▸ **ASSIGNMENT**
The answer must consist solely of the line containing "Output a JSON" and every line after it in the records below, through the last, each reproduced exactly.

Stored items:
--- START ---

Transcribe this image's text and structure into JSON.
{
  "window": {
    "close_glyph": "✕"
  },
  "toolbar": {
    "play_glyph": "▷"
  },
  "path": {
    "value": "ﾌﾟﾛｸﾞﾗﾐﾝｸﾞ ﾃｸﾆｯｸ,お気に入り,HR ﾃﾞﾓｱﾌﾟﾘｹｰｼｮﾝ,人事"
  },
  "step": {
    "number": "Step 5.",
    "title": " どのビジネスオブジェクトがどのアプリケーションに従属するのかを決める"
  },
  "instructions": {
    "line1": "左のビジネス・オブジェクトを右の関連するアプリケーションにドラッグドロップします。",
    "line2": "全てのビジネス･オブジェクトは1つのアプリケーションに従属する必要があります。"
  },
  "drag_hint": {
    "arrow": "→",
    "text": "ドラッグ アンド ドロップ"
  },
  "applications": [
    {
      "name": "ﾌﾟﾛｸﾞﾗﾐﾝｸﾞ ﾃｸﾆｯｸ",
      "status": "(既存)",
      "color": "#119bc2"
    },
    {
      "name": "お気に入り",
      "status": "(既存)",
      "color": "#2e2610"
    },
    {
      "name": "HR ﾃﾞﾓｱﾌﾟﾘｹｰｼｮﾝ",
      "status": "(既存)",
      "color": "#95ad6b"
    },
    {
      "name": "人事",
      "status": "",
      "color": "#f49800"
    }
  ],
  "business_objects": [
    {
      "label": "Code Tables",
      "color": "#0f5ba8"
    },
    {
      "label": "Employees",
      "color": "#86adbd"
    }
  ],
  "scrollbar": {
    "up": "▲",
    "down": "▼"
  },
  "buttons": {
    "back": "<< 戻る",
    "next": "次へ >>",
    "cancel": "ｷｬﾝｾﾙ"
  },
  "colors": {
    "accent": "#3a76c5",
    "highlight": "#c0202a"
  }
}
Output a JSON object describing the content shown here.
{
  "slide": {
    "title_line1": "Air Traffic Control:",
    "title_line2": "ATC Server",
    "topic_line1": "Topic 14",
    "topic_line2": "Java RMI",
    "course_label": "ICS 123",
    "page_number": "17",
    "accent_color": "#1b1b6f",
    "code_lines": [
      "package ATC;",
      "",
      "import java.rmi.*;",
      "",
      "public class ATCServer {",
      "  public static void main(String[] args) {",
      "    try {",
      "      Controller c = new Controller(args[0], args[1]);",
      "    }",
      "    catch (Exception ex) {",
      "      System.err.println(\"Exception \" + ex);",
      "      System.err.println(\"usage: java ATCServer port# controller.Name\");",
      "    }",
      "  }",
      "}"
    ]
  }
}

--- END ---

▸ **RESPONSE BELOW**
Output a JSON object describing the content shown here.
{
  "slide": {
    "title_line1": "Air Traffic Control:",
    "title_line2": "ATC Server",
    "topic_line1": "Topic 14",
    "topic_line2": "Java RMI",
    "course_label": "ICS 123",
    "page_number": "17",
    "accent_color": "#1b1b6f",
    "code_lines": [
      "package ATC;",
      "",
      "import java.rmi.*;",
      "",
      "public class ATCServer {",
      "  public static void main(String[] args) {",
      "    try {",
      "      Controller c = new Controller(args[0], args[1]);",
      "    }",
      "    catch (Exception ex) {",
      "      System.err.println(\"Exception \" + ex);",
      "      System.err.println(\"usage: java ATCServer port# controller.Name\");",
      "    }",
      "  }",
      "}"
    ]
  }
}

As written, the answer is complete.